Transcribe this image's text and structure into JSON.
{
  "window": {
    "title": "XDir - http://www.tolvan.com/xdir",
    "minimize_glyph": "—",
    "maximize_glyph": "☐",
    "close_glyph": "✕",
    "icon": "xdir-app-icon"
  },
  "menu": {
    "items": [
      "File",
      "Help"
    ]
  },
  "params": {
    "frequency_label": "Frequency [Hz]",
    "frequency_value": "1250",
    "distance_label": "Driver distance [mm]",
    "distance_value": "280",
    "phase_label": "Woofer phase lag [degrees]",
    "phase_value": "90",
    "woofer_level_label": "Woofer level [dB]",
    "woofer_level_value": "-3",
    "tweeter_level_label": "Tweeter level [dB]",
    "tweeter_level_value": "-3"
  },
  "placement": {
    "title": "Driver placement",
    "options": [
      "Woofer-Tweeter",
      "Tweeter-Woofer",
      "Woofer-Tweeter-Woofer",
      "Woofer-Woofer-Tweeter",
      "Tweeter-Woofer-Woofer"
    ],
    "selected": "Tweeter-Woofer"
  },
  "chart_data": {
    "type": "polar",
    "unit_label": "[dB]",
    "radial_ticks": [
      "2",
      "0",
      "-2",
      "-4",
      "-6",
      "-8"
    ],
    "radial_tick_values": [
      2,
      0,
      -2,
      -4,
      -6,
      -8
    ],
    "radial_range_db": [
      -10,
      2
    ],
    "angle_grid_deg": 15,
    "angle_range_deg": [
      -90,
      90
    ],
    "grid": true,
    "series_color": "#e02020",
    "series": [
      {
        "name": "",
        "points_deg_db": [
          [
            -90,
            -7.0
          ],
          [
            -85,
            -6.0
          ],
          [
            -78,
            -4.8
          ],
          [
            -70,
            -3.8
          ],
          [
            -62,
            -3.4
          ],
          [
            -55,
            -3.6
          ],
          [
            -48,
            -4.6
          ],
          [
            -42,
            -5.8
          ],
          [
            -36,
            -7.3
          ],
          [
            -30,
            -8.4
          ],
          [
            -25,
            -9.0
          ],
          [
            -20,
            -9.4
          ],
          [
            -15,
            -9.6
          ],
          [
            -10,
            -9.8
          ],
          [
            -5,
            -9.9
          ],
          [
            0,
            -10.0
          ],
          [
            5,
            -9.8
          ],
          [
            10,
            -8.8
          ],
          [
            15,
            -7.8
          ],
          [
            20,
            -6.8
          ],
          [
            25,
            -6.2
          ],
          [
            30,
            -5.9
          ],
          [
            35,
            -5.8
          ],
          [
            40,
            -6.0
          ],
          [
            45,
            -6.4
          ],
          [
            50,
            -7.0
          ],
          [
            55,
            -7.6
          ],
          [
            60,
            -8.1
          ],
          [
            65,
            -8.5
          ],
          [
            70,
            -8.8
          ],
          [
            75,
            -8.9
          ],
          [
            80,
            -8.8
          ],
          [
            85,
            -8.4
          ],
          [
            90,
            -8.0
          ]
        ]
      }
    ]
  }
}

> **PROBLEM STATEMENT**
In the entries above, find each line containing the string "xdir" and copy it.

> **TASK RESPONSE**
    "title": "XDir - http://www.tolvan.com/xdir",
    "icon": "xdir-app-icon"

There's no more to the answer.